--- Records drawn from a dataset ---
»»

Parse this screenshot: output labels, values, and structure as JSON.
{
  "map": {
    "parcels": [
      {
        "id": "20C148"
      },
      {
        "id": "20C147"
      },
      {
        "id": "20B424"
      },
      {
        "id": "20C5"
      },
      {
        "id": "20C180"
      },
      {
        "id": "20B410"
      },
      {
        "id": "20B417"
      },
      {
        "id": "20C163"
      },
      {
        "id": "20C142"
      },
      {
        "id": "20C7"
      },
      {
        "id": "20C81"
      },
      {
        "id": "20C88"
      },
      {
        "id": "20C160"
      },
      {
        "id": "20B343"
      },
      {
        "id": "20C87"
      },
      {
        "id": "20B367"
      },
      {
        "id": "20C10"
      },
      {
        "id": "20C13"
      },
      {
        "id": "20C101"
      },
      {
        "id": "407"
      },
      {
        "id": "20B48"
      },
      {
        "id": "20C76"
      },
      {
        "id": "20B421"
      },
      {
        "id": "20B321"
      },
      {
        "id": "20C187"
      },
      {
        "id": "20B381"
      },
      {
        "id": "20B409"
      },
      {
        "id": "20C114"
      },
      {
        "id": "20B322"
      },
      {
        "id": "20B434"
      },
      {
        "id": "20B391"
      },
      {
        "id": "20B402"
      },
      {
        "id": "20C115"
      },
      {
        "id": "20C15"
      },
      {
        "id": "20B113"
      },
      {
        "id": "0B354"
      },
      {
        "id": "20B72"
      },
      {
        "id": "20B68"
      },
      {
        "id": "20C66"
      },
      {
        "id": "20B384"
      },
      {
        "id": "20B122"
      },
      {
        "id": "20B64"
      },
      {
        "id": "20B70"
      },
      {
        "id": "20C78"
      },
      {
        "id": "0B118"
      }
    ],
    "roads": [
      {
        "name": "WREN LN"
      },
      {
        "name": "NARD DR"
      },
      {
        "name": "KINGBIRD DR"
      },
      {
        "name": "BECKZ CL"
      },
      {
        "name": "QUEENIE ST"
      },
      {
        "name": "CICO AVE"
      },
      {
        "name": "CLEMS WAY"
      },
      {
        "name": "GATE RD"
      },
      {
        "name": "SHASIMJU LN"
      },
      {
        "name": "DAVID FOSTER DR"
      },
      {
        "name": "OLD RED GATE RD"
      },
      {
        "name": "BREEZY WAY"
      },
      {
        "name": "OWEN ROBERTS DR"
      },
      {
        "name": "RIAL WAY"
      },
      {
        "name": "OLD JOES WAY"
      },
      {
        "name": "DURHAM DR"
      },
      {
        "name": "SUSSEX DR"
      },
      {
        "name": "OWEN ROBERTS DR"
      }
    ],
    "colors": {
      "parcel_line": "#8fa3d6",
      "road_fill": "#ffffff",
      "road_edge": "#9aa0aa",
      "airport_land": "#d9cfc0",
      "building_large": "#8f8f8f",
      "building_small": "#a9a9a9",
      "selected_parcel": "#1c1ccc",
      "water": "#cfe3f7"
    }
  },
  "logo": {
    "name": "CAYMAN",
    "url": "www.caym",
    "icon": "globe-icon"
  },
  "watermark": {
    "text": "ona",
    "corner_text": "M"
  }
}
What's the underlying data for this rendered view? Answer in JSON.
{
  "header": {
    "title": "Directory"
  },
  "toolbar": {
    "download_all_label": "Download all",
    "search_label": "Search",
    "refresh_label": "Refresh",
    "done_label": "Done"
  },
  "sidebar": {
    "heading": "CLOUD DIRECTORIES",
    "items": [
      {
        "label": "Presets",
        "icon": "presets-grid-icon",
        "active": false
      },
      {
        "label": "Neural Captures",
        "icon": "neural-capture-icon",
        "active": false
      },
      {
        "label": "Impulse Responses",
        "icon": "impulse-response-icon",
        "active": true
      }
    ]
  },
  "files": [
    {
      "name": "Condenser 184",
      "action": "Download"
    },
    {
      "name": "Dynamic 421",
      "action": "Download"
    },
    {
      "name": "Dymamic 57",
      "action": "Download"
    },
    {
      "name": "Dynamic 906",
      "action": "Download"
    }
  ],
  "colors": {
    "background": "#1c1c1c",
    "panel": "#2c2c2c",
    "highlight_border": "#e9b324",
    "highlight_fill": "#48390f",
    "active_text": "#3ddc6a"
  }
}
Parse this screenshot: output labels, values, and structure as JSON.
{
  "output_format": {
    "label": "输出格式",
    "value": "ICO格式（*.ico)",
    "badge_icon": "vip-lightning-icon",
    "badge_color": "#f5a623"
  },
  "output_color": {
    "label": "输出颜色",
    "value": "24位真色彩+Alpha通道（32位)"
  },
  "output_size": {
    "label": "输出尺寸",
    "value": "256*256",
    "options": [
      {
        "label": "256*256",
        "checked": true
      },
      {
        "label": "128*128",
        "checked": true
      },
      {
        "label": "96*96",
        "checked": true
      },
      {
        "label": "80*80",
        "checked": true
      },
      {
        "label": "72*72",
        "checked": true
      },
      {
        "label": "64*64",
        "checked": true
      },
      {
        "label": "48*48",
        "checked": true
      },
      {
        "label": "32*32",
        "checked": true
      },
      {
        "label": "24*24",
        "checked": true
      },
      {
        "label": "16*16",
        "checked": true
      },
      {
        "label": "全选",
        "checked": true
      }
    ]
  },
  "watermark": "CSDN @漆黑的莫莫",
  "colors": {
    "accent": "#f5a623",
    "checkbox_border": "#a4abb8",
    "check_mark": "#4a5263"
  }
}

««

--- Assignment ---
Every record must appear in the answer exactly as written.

--- Response to the exercise ---
Parse this screenshot: output labels, values, and structure as JSON.
{
  "map": {
    "parcels": [
      {
        "id": "20C148"
      },
      {
        "id": "20C147"
      },
      {
        "id": "20B424"
      },
      {
        "id": "20C5"
      },
      {
        "id": "20C180"
      },
      {
        "id": "20B410"
      },
      {
        "id": "20B417"
      },
      {
        "id": "20C163"
      },
      {
        "id": "20C142"
      },
      {
        "id": "20C7"
      },
      {
        "id": "20C81"
      },
      {
        "id": "20C88"
      },
      {
        "id": "20C160"
      },
      {
        "id": "20B343"
      },
      {
        "id": "20C87"
      },
      {
        "id": "20B367"
      },
      {
        "id": "20C10"
      },
      {
        "id": "20C13"
      },
      {
        "id": "20C101"
      },
      {
        "id": "407"
      },
      {
        "id": "20B48"
      },
      {
        "id": "20C76"
      },
      {
        "id": "20B421"
      },
      {
        "id": "20B321"
      },
      {
        "id": "20C187"
      },
      {
        "id": "20B381"
      },
      {
        "id": "20B409"
      },
      {
        "id": "20C114"
      },
      {
        "id": "20B322"
      },
      {
        "id": "20B434"
      },
      {
        "id": "20B391"
      },
      {
        "id": "20B402"
      },
      {
        "id": "20C115"
      },
      {
        "id": "20C15"
      },
      {
        "id": "20B113"
      },
      {
        "id": "0B354"
      },
      {
        "id": "20B72"
      },
      {
        "id": "20B68"
      },
      {
        "id": "20C66"
      },
      {
        "id": "20B384"
      },
      {
        "id": "20B122"
      },
      {
        "id": "20B64"
      },
      {
        "id": "20B70"
      },
      {
        "id": "20C78"
      },
      {
        "id": "0B118"
      }
    ],
    "roads": [
      {
        "name": "WREN LN"
      },
      {
        "name": "NARD DR"
      },
      {
        "name": "KINGBIRD DR"
      },
      {
        "name": "BECKZ CL"
      },
      {
        "name": "QUEENIE ST"
      },
      {
        "name": "CICO AVE"
      },
      {
        "name": "CLEMS WAY"
      },
      {
        "name": "GATE RD"
      },
      {
        "name": "SHASIMJU LN"
      },
      {
        "name": "DAVID FOSTER DR"
      },
      {
        "name": "OLD RED GATE RD"
      },
      {
        "name": "BREEZY WAY"
      },
      {
        "name": "OWEN ROBERTS DR"
      },
      {
        "name": "RIAL WAY"
      },
      {
        "name": "OLD JOES WAY"
      },
      {
        "name": "DURHAM DR"
      },
      {
        "name": "SUSSEX DR"
      },
      {
        "name": "OWEN ROBERTS DR"
      }
    ],
    "colors": {
      "parcel_line": "#8fa3d6",
      "road_fill": "#ffffff",
      "road_edge": "#9aa0aa",
      "airport_land": "#d9cfc0",
      "building_large": "#8f8f8f",
      "building_small": "#a9a9a9",
      "selected_parcel": "#1c1ccc",
      "water": "#cfe3f7"
    }
  },
  "logo": {
    "name": "CAYMAN",
    "url": "www.caym",
    "icon": "globe-icon"
  },
  "watermark": {
    "text": "ona",
    "corner_text": "M"
  }
}
What's the underlying data for this rendered view? Answer in JSON.
{
  "header": {
    "title": "Directory"
  },
  "toolbar": {
    "download_all_label": "Download all",
    "search_label": "Search",
    "refresh_label": "Refresh",
    "done_label": "Done"
  },
  "sidebar": {
    "heading": "CLOUD DIRECTORIES",
    "items": [
      {
        "label": "Presets",
        "icon": "presets-grid-icon",
        "active": false
      },
      {
        "label": "Neural Captures",
        "icon": "neural-capture-icon",
        "active": false
      },
      {
        "label": "Impulse Responses",
        "icon": "impulse-response-icon",
        "active": true
      }
    ]
  },
  "files": [
    {
      "name": "Condenser 184",
      "action": "Download"
    },
    {
      "name": "Dynamic 421",
      "action": "Download"
    },
    {
      "name": "Dymamic 57",
      "action": "Download"
    },
    {
      "name": "Dynamic 906",
      "action": "Download"
    }
  ],
  "colors": {
    "background": "#1c1c1c",
    "panel": "#2c2c2c",
    "highlight_border": "#e9b324",
    "highlight_fill": "#48390f",
    "active_text": "#3ddc6a"
  }
}
Parse this screenshot: output labels, values, and structure as JSON.
{
  "output_format": {
    "label": "输出格式",
    "value": "ICO格式（*.ico)",
    "badge_icon": "vip-lightning-icon",
    "badge_color": "#f5a623"
  },
  "output_color": {
    "label": "输出颜色",
    "value": "24位真色彩+Alpha通道（32位)"
  },
  "output_size": {
    "label": "输出尺寸",
    "value": "256*256",
    "options": [
      {
        "label": "256*256",
        "checked": true
      },
      {
        "label": "128*128",
        "checked": true
      },
      {
        "label": "96*96",
        "checked": true
      },
      {
        "label": "80*80",
        "checked": true
      },
      {
        "label": "72*72",
        "checked": true
      },
      {
        "label": "64*64",
        "checked": true
      },
      {
        "label": "48*48",
        "checked": true
      },
      {
        "label": "32*32",
        "checked": true
      },
      {
        "label": "24*24",
        "checked": true
      },
      {
        "label": "16*16",
        "checked": true
      },
      {
        "label": "全选",
        "checked": true
      }
    ]
  },
  "watermark": "CSDN @漆黑的莫莫",
  "colors": {
    "accent": "#f5a623",
    "checkbox_border": "#a4abb8",
    "check_mark": "#4a5263"
  }
}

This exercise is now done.